requested to do so.

The astute pastor will know when to refer his members to professional
counselors when the need arises. Obviously, a parish pastor does not
have the time for counseling which involves weekly appointments over
several months.

Anonymous said...

I have known several pastors/priests who were so drawn into the counseling role that they eventually abandoned the priesthood. I'm thinking of one in particular who gave up his position as Rector of a thriving ECUSA parish to go into full-time counseling.

I have puzzled about this, and finally concluded that the attraction is the two-fold:
(1) There is a definite sense of power in being a counselor. "I (as counselor) can send this person down this path or down that path. They are putty in my hands." That sort of thinking.
(2) There may be a more definite sense of accomplishment when the counselor sees progress with a person he is guiding as opposed to the more nebulous progress of the parish as a whole. When the priest fills only his proper role, he may go for a long time with no definite sense of progress, no sense that there is any growth in holiness, no increase in faith. The specific, identifiable progress may be a very important piece of feedback.

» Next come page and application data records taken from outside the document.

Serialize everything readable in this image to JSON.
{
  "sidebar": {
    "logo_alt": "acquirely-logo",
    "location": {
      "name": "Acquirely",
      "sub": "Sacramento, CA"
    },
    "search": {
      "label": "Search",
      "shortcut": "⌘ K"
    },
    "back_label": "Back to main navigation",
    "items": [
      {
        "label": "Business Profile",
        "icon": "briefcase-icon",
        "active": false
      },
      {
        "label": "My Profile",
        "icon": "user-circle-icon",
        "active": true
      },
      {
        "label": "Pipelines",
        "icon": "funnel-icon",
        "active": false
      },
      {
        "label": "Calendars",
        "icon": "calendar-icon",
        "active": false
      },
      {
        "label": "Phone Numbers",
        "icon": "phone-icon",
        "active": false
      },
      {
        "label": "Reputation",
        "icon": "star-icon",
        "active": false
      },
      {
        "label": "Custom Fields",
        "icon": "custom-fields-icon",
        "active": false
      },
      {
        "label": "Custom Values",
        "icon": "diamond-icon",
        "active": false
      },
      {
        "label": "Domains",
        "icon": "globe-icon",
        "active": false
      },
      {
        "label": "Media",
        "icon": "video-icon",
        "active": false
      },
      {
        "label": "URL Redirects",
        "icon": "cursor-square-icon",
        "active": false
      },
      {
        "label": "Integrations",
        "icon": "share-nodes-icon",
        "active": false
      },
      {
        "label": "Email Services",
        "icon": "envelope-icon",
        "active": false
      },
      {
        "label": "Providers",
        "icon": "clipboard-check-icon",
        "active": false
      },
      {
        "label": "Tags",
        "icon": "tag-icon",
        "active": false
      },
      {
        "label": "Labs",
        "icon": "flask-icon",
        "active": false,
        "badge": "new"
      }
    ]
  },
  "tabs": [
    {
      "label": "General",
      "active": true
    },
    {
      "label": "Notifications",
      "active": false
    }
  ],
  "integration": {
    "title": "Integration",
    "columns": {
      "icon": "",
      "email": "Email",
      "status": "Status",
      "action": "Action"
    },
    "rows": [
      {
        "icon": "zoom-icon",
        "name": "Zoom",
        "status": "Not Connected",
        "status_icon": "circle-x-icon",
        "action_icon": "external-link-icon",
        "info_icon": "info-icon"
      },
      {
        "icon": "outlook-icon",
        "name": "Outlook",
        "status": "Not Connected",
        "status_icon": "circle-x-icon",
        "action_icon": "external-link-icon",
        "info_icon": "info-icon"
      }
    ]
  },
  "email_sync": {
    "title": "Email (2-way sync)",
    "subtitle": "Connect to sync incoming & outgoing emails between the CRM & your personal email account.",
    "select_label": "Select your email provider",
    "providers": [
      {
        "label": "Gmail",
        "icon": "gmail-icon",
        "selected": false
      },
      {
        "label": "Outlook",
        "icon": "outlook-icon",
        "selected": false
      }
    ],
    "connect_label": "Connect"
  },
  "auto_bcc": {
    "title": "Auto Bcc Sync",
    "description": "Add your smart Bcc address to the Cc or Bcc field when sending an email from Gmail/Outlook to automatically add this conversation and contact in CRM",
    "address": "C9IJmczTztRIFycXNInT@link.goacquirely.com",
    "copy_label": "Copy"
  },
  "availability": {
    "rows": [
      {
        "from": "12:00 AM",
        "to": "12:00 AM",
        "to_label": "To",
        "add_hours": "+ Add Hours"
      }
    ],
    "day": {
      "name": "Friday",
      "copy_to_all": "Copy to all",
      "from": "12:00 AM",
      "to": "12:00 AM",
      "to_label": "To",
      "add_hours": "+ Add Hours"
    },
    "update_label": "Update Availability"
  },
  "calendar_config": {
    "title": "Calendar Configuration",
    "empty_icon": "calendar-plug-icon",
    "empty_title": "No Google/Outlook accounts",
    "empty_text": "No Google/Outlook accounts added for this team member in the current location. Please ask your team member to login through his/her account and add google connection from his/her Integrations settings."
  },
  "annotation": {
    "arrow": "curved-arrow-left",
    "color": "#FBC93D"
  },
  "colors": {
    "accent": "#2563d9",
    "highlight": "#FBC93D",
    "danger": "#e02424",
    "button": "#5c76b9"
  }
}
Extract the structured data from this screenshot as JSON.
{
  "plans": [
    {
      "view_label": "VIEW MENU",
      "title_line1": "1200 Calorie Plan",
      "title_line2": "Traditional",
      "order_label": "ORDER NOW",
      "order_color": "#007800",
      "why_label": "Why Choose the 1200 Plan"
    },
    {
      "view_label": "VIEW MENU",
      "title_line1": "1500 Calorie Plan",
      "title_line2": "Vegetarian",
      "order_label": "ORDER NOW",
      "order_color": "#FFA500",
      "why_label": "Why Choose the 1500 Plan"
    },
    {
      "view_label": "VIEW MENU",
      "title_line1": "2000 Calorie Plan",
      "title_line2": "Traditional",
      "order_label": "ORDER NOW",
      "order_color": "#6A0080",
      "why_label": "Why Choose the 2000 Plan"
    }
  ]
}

Anonymous said...

Is it also possible that the sense of power is a failure to obey the 1st commandment? Is it far more than that the person doing the counseling not only holds the course of the lives he counsels? Perhaps it is the feeling that the counselor knows better than God; in fact is in the place of God.

I am not discounting counsel. The Scriptures speak of wise counsel. The advice of the Proverbs is counsel. St. Paul gave counsel in his letters. However, the counsel so often seen in Scripture is the counsel of father, mother, superior, owner, king. Lutheran pastors are well equipped to counsel from Scripture. Their realm is sin and grace, Law and Gospel. They may hear confessions, give counsel to the sinner, and pronounce Christ’s forgiveness. If a family is well beyond this, or a parishioner has serious mental (and/or physical) issues, the wise person will suggest seeking those whose profession fits the issue.

Unknown said...

Wow. I have asked pastors for counseling in regard to family issues. I did this because I wanted a spiritual opinion vs a worldly opinion. I thought it was a fellowship thing. After reading this I won't be doing that again! As for the pastor who left to go into full time counseling, perhaps that is because counseling was the gift God gave to him. I don't agree that it had to be a power thing.